Material for the task
↓↓↓
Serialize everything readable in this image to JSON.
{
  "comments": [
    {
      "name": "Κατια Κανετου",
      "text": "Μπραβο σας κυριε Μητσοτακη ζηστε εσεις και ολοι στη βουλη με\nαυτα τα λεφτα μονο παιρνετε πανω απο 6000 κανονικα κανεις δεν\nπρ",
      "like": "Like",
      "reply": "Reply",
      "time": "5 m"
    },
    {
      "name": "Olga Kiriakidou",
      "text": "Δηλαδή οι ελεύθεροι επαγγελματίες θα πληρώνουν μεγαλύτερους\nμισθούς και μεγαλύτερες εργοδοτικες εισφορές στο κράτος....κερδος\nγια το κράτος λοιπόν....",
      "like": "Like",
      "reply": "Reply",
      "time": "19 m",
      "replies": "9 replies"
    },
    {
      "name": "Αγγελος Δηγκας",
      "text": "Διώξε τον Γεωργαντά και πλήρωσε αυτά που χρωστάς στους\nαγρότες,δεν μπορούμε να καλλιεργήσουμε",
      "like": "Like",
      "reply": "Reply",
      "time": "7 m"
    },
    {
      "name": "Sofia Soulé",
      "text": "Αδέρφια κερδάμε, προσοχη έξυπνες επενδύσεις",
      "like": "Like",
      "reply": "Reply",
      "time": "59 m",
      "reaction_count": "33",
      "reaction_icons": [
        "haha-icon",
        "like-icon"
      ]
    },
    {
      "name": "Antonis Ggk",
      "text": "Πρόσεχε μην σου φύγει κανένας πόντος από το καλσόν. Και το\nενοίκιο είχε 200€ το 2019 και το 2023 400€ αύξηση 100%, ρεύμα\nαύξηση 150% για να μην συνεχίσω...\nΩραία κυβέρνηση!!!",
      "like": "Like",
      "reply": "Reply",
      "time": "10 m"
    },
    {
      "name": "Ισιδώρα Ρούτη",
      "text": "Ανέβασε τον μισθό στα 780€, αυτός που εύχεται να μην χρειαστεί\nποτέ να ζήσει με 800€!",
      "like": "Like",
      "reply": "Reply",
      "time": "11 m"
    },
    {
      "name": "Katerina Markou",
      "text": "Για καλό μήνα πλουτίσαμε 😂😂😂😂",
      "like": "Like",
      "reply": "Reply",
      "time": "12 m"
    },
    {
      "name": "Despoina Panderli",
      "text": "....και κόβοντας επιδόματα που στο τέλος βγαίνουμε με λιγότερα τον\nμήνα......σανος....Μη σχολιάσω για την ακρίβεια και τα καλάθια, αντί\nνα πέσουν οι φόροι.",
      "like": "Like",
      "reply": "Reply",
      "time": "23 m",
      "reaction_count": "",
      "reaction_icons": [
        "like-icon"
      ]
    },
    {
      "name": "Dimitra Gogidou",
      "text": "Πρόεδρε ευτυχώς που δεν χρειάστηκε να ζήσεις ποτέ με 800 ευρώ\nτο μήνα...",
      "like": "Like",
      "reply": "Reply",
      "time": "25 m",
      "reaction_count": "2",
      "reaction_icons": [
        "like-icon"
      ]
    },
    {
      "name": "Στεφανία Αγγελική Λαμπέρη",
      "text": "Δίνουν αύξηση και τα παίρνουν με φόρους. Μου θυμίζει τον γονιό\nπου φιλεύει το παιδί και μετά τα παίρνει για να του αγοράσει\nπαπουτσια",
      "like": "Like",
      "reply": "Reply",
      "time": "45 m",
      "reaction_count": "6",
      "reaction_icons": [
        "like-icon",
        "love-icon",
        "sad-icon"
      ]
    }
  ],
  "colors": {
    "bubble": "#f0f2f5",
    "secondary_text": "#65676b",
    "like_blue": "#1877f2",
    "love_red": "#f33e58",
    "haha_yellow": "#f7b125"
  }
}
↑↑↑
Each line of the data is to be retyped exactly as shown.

Serialize everything readable in this image to JSON.
{
  "comments": [
    {
      "name": "Κατια Κανετου",
      "text": "Μπραβο σας κυριε Μητσοτακη ζηστε εσεις και ολοι στη βουλη με\nαυτα τα λεφτα μονο παιρνετε πανω απο 6000 κανονικα κανεις δεν\nπρ",
      "like": "Like",
      "reply": "Reply",
      "time": "5 m"
    },
    {
      "name": "Olga Kiriakidou",
      "text": "Δηλαδή οι ελεύθεροι επαγγελματίες θα πληρώνουν μεγαλύτερους\nμισθούς και μεγαλύτερες εργοδοτικες εισφορές στο κράτος....κερδος\nγια το κράτος λοιπόν....",
      "like": "Like",
      "reply": "Reply",
      "time": "19 m",
      "replies": "9 replies"
    },
    {
      "name": "Αγγελος Δηγκας",
      "text": "Διώξε τον Γεωργαντά και πλήρωσε αυτά που χρωστάς στους\nαγρότες,δεν μπορούμε να καλλιεργήσουμε",
      "like": "Like",
      "reply": "Reply",
      "time": "7 m"
    },
    {
      "name": "Sofia Soulé",
      "text": "Αδέρφια κερδάμε, προσοχη έξυπνες επενδύσεις",
      "like": "Like",
      "reply": "Reply",
      "time": "59 m",
      "reaction_count": "33",
      "reaction_icons": [
        "haha-icon",
        "like-icon"
      ]
    },
    {
      "name": "Antonis Ggk",
      "text": "Πρόσεχε μην σου φύγει κανένας πόντος από το καλσόν. Και το\nενοίκιο είχε 200€ το 2019 και το 2023 400€ αύξηση 100%, ρεύμα\nαύξηση 150% για να μην συνεχίσω...\nΩραία κυβέρνηση!!!",
      "like": "Like",
      "reply": "Reply",
      "time": "10 m"
    },
    {
      "name": "Ισιδώρα Ρούτη",
      "text": "Ανέβασε τον μισθό στα 780€, αυτός που εύχεται να μην χρειαστεί\nποτέ να ζήσει με 800€!",
      "like": "Like",
      "reply": "Reply",
      "time": "11 m"
    },
    {
      "name": "Katerina Markou",
      "text": "Για καλό μήνα πλουτίσαμε 😂😂😂😂",
      "like": "Like",
      "reply": "Reply",
      "time": "12 m"
    },
    {
      "name": "Despoina Panderli",
      "text": "....και κόβοντας επιδόματα που στο τέλος βγαίνουμε με λιγότερα τον\nμήνα......σανος....Μη σχολιάσω για την ακρίβεια και τα καλάθια, αντί\nνα πέσουν οι φόροι.",
      "like": "Like",
      "reply": "Reply",
      "time": "23 m",
      "reaction_count": "",
      "reaction_icons": [
        "like-icon"
      ]
    },
    {
      "name": "Dimitra Gogidou",
      "text": "Πρόεδρε ευτυχώς που δεν χρειάστηκε να ζήσεις ποτέ με 800 ευρώ\nτο μήνα...",
      "like": "Like",
      "reply": "Reply",
      "time": "25 m",
      "reaction_count": "2",
      "reaction_icons": [
        "like-icon"
      ]
    },
    {
      "name": "Στεφανία Αγγελική Λαμπέρη",
      "text": "Δίνουν αύξηση και τα παίρνουν με φόρους. Μου θυμίζει τον γονιό\nπου φιλεύει το παιδί και μετά τα παίρνει για να του αγοράσει\nπαπουτσια",
      "like": "Like",
      "reply": "Reply",
      "time": "45 m",
      "reaction_count": "6",
      "reaction_icons": [
        "like-icon",
        "love-icon",
        "sad-icon"
      ]
    }
  ],
  "colors": {
    "bubble": "#f0f2f5",
    "secondary_text": "#65676b",
    "like_blue": "#1877f2",
    "love_red": "#f33e58",
    "haha_yellow": "#f7b125"
  }
}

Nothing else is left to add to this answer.